Website and app data records:
+ + + + + + +
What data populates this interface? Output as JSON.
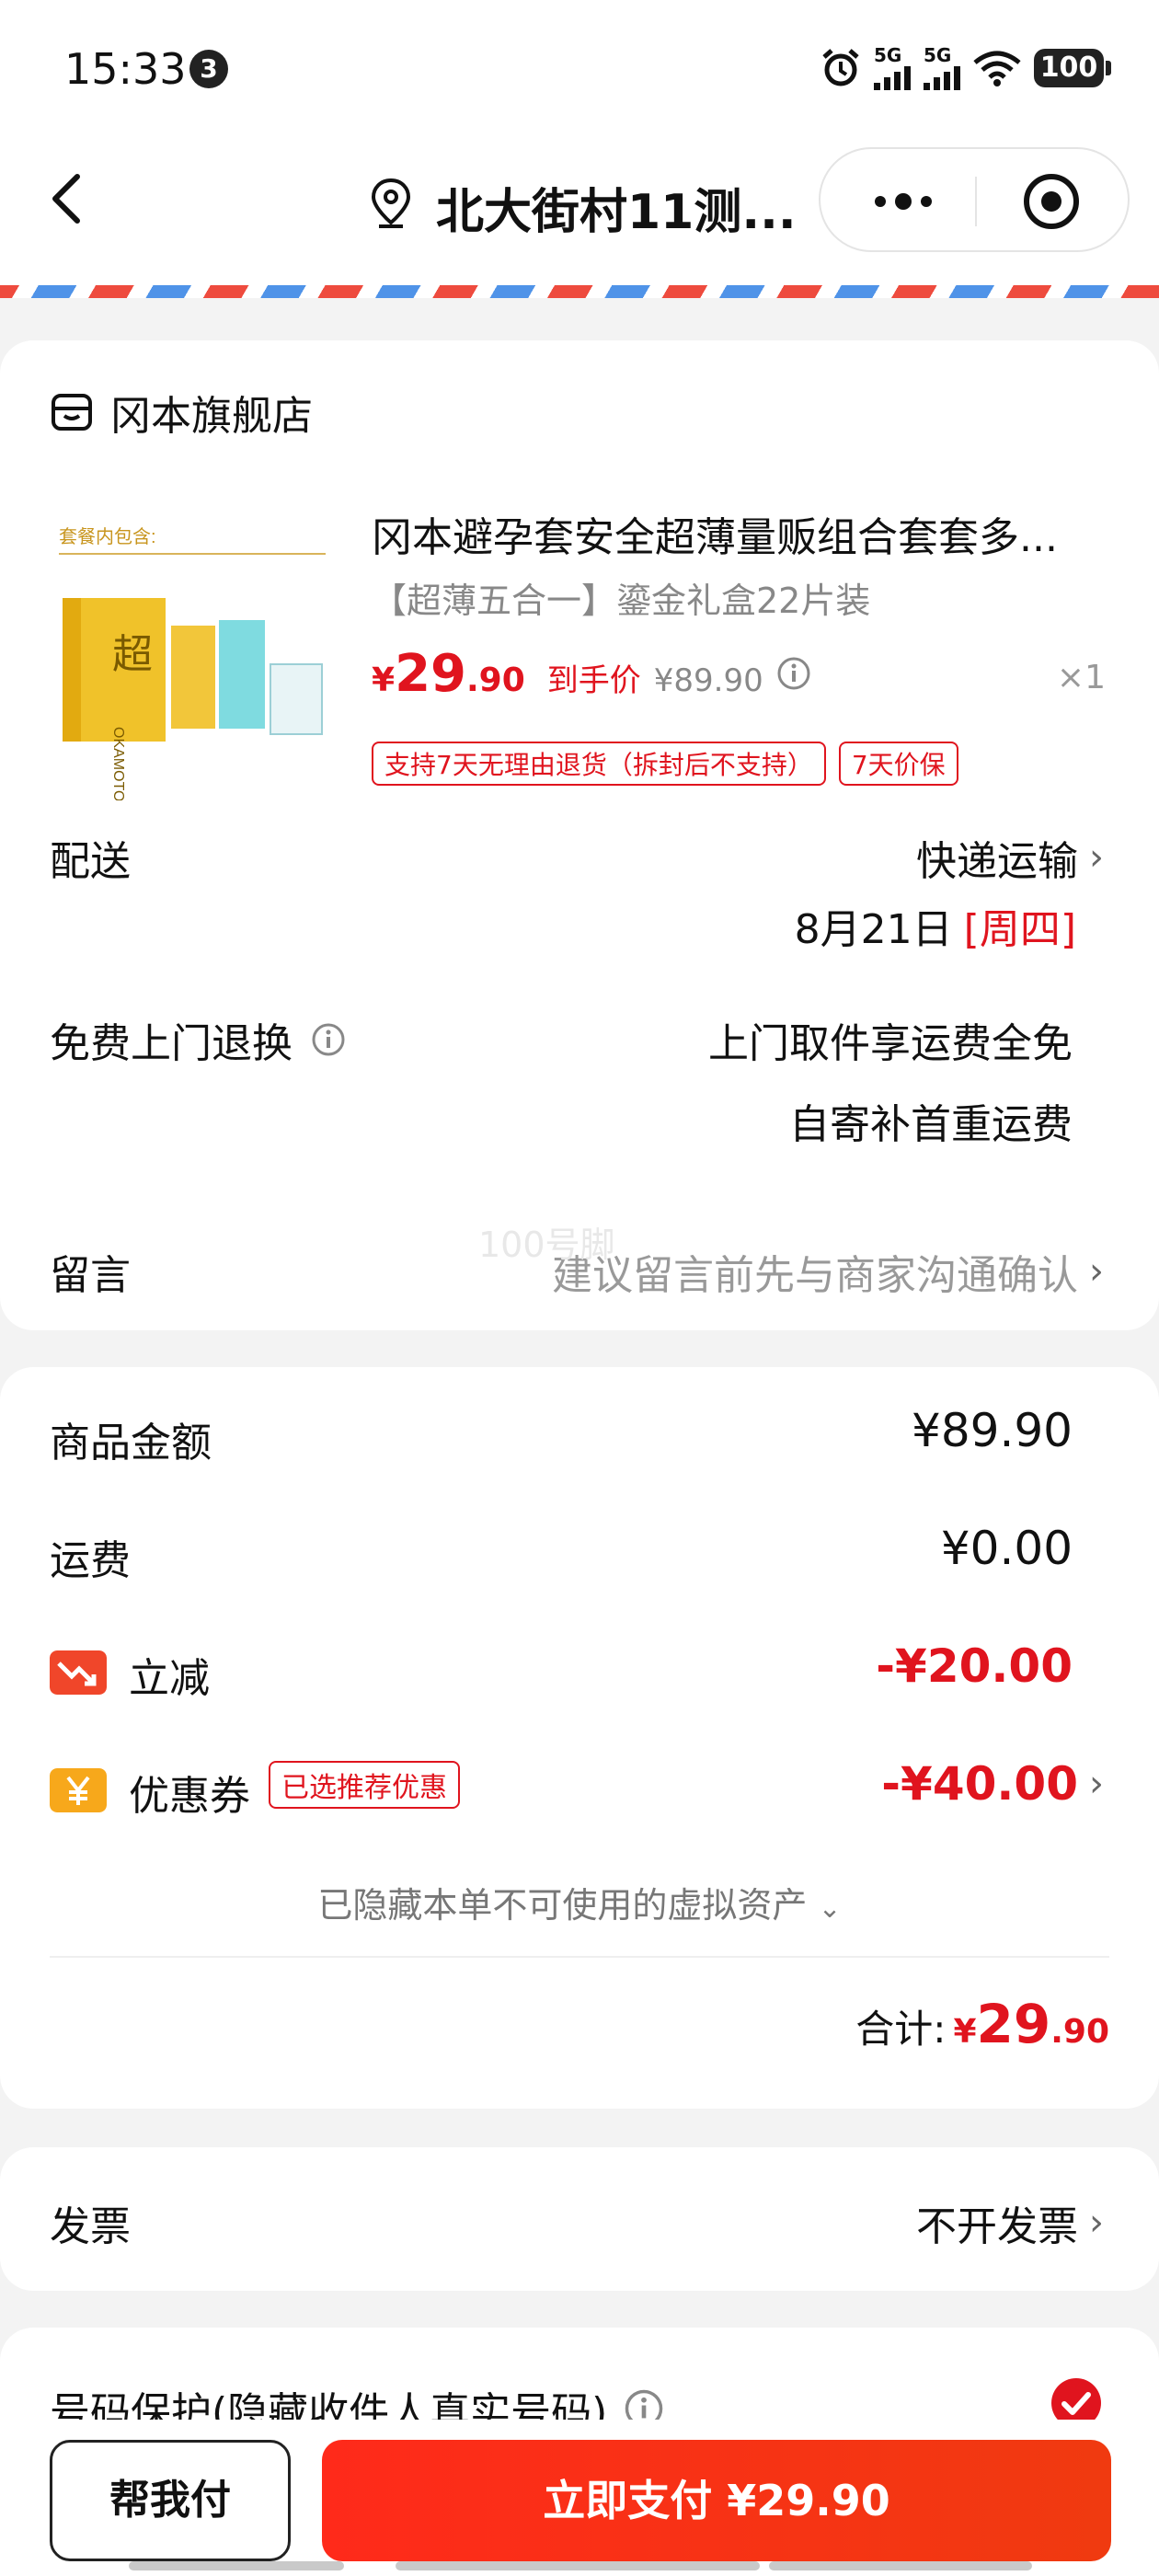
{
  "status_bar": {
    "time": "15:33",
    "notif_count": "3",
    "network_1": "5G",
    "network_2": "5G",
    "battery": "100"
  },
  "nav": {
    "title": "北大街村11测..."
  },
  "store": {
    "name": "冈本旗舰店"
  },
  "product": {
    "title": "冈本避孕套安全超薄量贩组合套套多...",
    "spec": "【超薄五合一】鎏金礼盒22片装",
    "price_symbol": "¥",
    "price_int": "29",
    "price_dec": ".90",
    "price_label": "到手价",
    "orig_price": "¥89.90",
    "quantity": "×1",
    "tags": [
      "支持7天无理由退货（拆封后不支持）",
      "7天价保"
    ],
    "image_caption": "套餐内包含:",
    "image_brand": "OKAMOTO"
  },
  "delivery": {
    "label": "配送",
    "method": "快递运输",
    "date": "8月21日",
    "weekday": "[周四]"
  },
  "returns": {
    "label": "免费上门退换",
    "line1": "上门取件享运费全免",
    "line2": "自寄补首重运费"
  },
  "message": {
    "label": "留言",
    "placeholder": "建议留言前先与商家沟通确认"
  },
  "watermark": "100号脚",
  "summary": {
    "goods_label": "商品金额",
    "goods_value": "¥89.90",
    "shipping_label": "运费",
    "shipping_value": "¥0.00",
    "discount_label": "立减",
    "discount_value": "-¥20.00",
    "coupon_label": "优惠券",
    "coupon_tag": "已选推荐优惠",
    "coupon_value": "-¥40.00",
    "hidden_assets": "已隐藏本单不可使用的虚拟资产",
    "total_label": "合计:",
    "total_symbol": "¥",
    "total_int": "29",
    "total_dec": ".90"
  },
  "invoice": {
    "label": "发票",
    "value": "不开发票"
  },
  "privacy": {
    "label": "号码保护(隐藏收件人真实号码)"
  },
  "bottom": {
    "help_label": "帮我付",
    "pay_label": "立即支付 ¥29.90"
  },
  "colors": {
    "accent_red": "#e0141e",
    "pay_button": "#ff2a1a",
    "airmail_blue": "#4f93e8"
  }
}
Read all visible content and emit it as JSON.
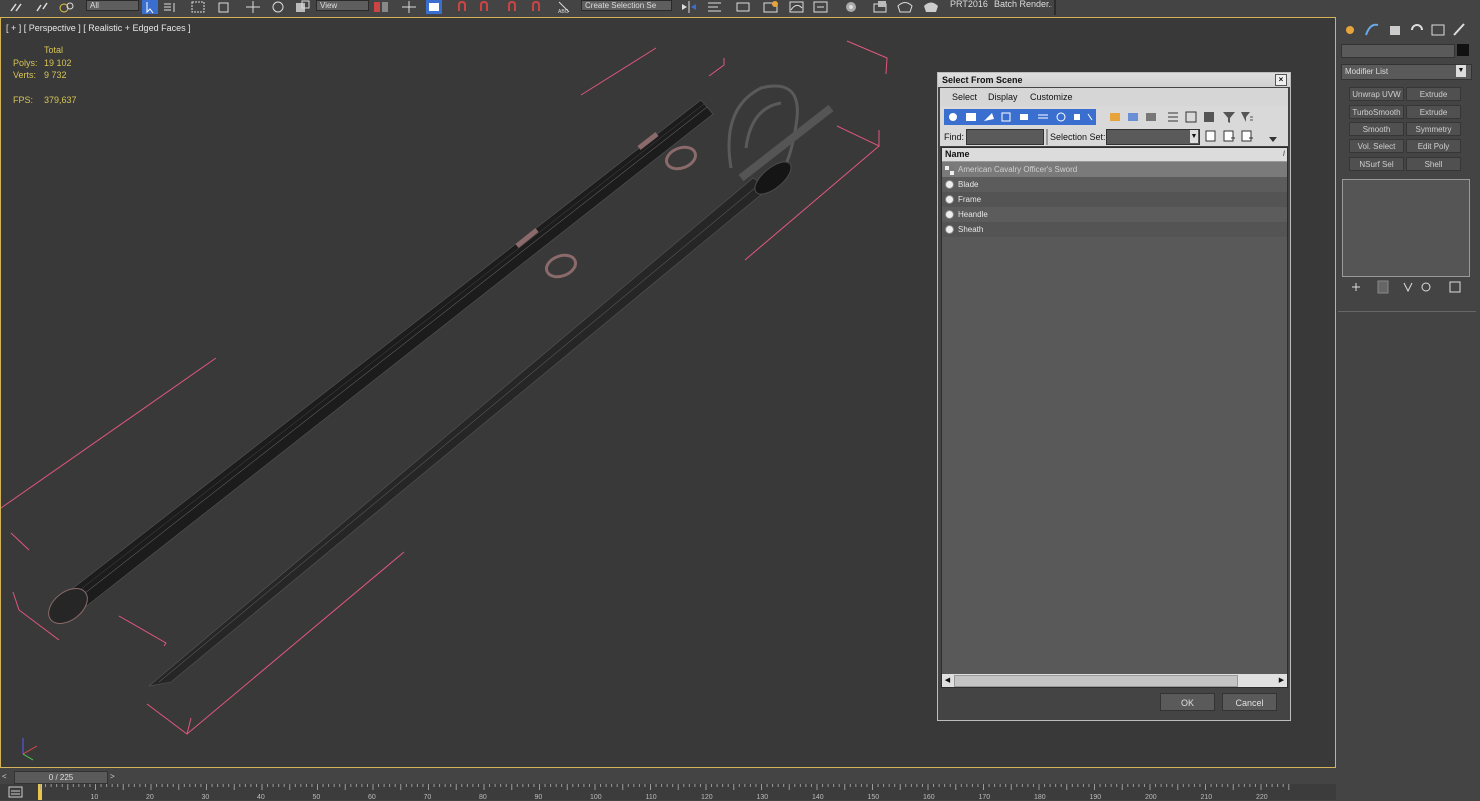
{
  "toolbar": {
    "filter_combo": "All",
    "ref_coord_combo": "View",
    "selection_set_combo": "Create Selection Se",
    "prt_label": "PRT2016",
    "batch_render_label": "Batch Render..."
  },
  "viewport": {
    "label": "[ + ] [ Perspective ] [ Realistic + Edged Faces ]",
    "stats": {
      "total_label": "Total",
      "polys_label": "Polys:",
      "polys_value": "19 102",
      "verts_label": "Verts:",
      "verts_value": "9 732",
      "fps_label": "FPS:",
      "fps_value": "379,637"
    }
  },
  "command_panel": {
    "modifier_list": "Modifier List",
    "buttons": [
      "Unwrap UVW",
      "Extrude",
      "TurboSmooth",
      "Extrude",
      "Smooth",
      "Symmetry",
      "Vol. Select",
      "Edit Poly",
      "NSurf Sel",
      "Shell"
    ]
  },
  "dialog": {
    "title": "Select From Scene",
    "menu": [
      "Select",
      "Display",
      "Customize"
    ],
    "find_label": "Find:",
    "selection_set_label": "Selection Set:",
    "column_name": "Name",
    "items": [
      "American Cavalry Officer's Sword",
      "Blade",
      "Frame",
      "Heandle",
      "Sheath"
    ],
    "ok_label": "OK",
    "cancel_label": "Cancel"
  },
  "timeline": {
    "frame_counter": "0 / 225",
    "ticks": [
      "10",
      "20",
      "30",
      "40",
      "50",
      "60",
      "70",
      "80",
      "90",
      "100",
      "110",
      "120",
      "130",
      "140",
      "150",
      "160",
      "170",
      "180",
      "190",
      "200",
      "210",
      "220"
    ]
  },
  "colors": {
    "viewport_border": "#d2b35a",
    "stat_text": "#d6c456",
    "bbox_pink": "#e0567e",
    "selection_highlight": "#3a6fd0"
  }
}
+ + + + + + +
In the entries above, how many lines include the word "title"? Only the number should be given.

3